Don't Feed The Pixies said...

People say that money doesn't make you happy. It can, of course, make you miserable in style.

The difficulty here is that its so expensive (even now) to get on the property ladder that people have to take mortgages 4-5 times above their salaries just for a one bedroom flat

What we really need is a few months of everyone standing back and saying "but this is all a load of cobblers" and it would all fall down - but then the recession would just be worse

Karl Staib - Work Happy Now said...

Do I notice a little Yoda in your writing?

I love this simple wisdom that we all need to hear. When we don't live within our means and enjoy the simple pleasures that don't cost much money, we are missing out on the big picture.

CG Walters said...

....yes, wealth is contentment...irrelevant of financial position.
blessings and good fortune,
CG

Buddha said...

@ Uku – The middle way!

@ A Goldberg – Great minds think alike :)

@ Ted – If I desire a better life or world peace or enlightenment is that good or bad desire?

@ Evelyn – I was looking for a word for ignorant desire “craving” seems to fit the shoe the best. Thank you for your comment!

@ Sandy – You are welcome!

@ Tamara – I rather be poor and safe than rich and stressed out!

@ Pixie – Success is measured in happiness not money. If only more people would understand that.

@ Karl – There is a little Yoda inside of all of us, if only we would listen to him :)

@ CG Walters – You can be wealthy without being rich but you can’t be rich without being wealthy.

Ted Bagley said...

To desire is to question the thing called "better life", "world peace", or "enlightenment" in the first place. Desire is of the other of the object said to be it.
Prohibition is seeing the thing for what it is not through language. Desire without prohibition is no desire at all but enJOYment which is to be driven without a thought of the thing. Funny that there is joy in the middle of it! Feeling forced to enjoy without question is called anxiety. Wanting to merely get rid of anxiety would be the ignorant view of desire.

Past and future are the interior/exterior of the present moment that is always moving and can never be isolated in language.
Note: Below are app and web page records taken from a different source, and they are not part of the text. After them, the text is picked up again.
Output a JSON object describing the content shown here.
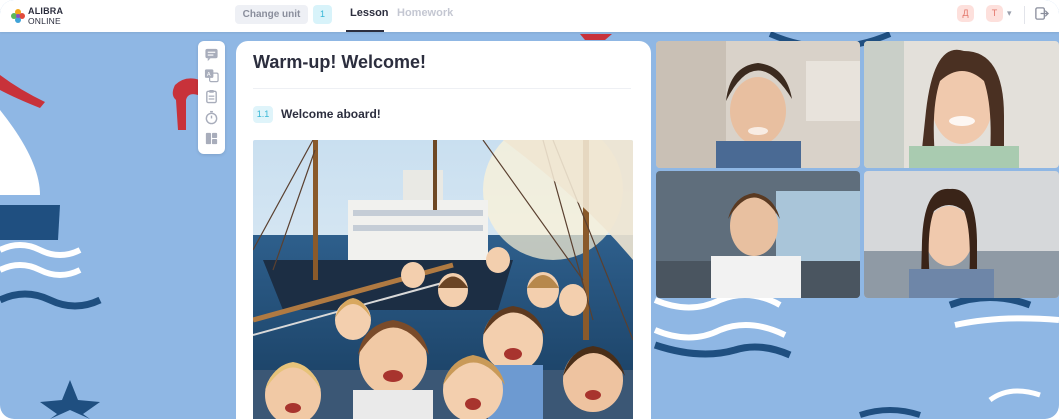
{
  "header": {
    "logo": {
      "line1": "ALIBRA",
      "line2": "ONLINE"
    },
    "change_unit_label": "Change unit",
    "unit_number": "1",
    "tabs": [
      {
        "label": "Lesson",
        "active": true
      },
      {
        "label": "Homework",
        "active": false
      }
    ],
    "user_avatars": [
      "Д",
      "Т"
    ]
  },
  "lesson": {
    "title": "Warm-up! Welcome!",
    "section": {
      "number": "1.1",
      "title": "Welcome aboard!"
    }
  },
  "sidebar_tools": [
    "chat-icon",
    "translate-icon",
    "clipboard-icon",
    "timer-icon",
    "layout-icon"
  ],
  "videos": [
    {
      "participant": "boy-student-1"
    },
    {
      "participant": "teacher"
    },
    {
      "participant": "boy-student-2"
    },
    {
      "participant": "girl-student"
    }
  ],
  "colors": {
    "background": "#8fb7e4",
    "accent": "#37b7d6",
    "text": "#2c2e3e",
    "deco_dark": "#1f4f80",
    "deco_red": "#c8323a"
  }
}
So the present moment is never being lived, because it can't be described, but yet always followed.
Maybe there are three types of people but one of them is no one. The other two are just me and you and I often have wonder if you're really there at all.
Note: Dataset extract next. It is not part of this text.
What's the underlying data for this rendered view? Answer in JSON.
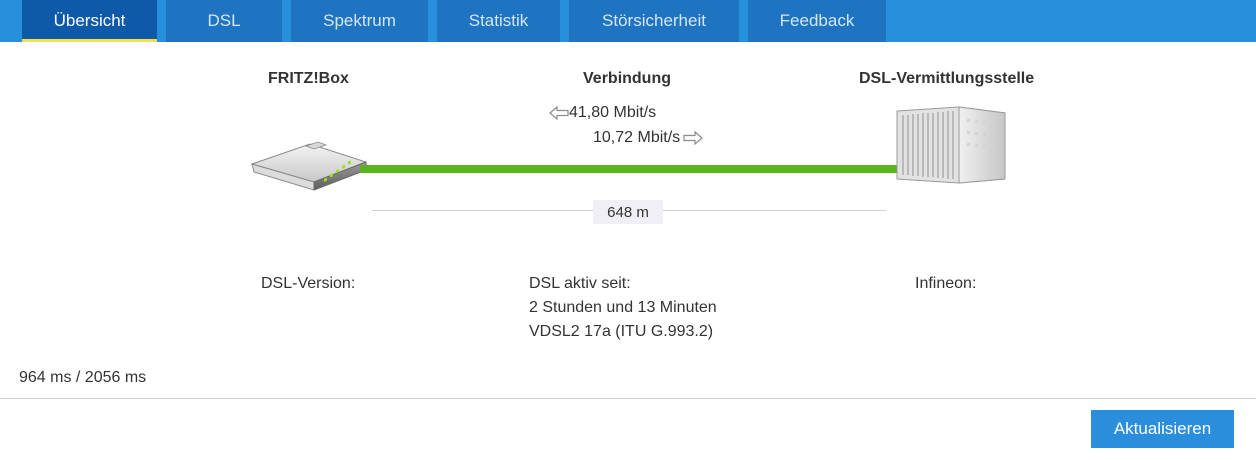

C. Om said...

I like how T. Harv Eker said it when he said, "Simplify. Live below your means." And this guy is a multi-millionaire who wrote Secrets of the Millionaire Mind.
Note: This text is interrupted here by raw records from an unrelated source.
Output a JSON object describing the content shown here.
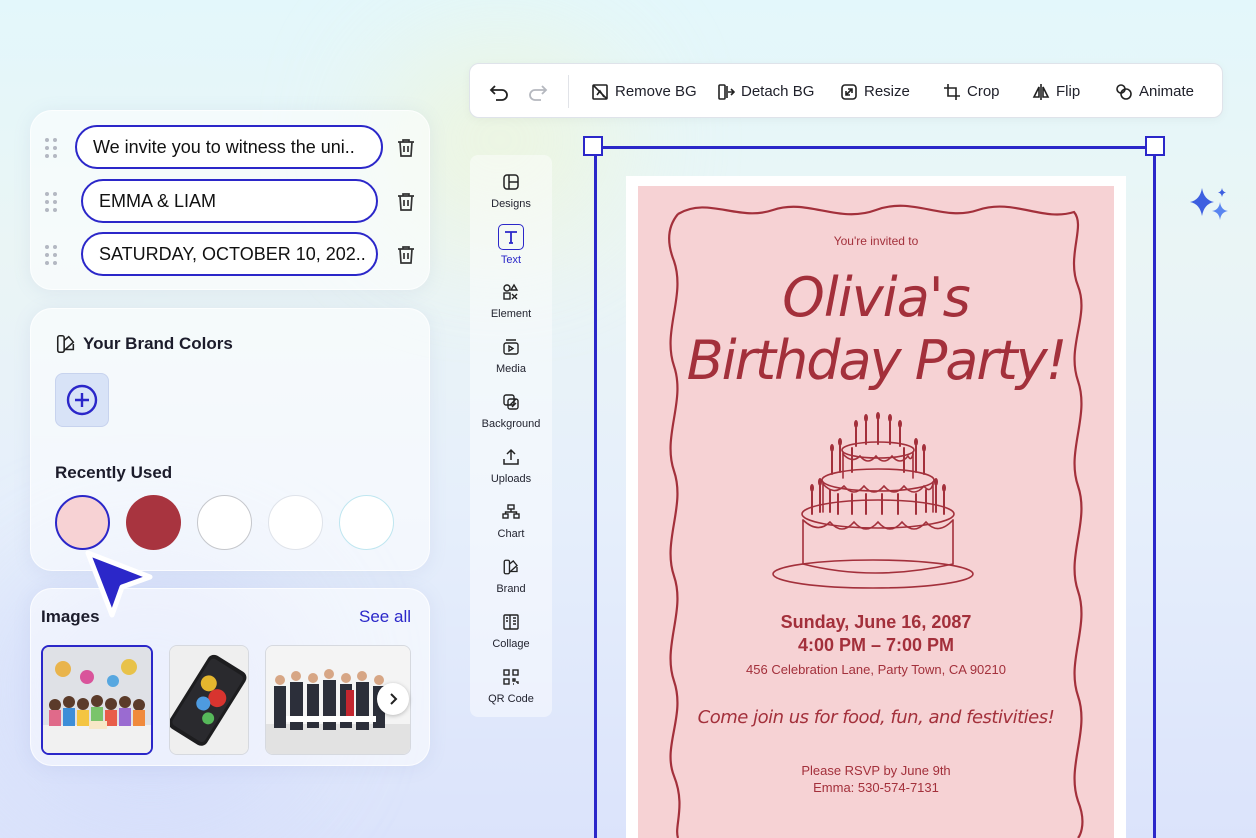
{
  "text_fields": [
    "We invite you to witness the uni..",
    "EMMA & LIAM",
    "SATURDAY, OCTOBER 10, 202.."
  ],
  "brand": {
    "title": "Your Brand Colors",
    "recently_used_label": "Recently Used",
    "swatches": [
      "#f7d2d4",
      "#a8343f",
      "#ffffff",
      "#ffffff",
      "#ffffff"
    ]
  },
  "images": {
    "title": "Images",
    "see_all": "See all"
  },
  "toolbar": {
    "remove_bg": "Remove BG",
    "detach_bg": "Detach BG",
    "resize": "Resize",
    "crop": "Crop",
    "flip": "Flip",
    "animate": "Animate"
  },
  "menu": [
    {
      "label": "Designs",
      "icon": "layout-icon"
    },
    {
      "label": "Text",
      "icon": "text-icon",
      "active": true
    },
    {
      "label": "Element",
      "icon": "shapes-icon"
    },
    {
      "label": "Media",
      "icon": "media-icon"
    },
    {
      "label": "Background",
      "icon": "background-icon"
    },
    {
      "label": "Uploads",
      "icon": "upload-icon"
    },
    {
      "label": "Chart",
      "icon": "chart-icon"
    },
    {
      "label": "Brand",
      "icon": "brand-icon"
    },
    {
      "label": "Collage",
      "icon": "collage-icon"
    },
    {
      "label": "QR Code",
      "icon": "qr-code-icon"
    }
  ],
  "invitation": {
    "intro": "You're invited to",
    "name": "Olivia's",
    "event": "Birthday  Party!",
    "date": "Sunday, June 16, 2087",
    "time": "4:00 PM – 7:00 PM",
    "address": "456 Celebration Lane, Party Town, CA 90210",
    "tagline": "Come join us for food, fun, and festivities!",
    "rsvp": "Please RSVP by June 9th",
    "contact": "Emma: 530-574-7131"
  },
  "colors": {
    "accent": "#2b27c9",
    "card": "#f6d2d4",
    "ink": "#a3303b"
  }
}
Awesome stuff here Buddha.

Brigit said...

Living beyond our means, seems to be an ailment we can all suffer from, regardless of how much money we have.

Through my work with Lifeline I have seen many people unable to pay their electricity bill, but continue to have use of their mobile phone, and paid TV. All due to the focus on having more, rather than having less. Good post.

The Clandestine Samurai said...

I believe it's "fighting to keep up with the Joneses.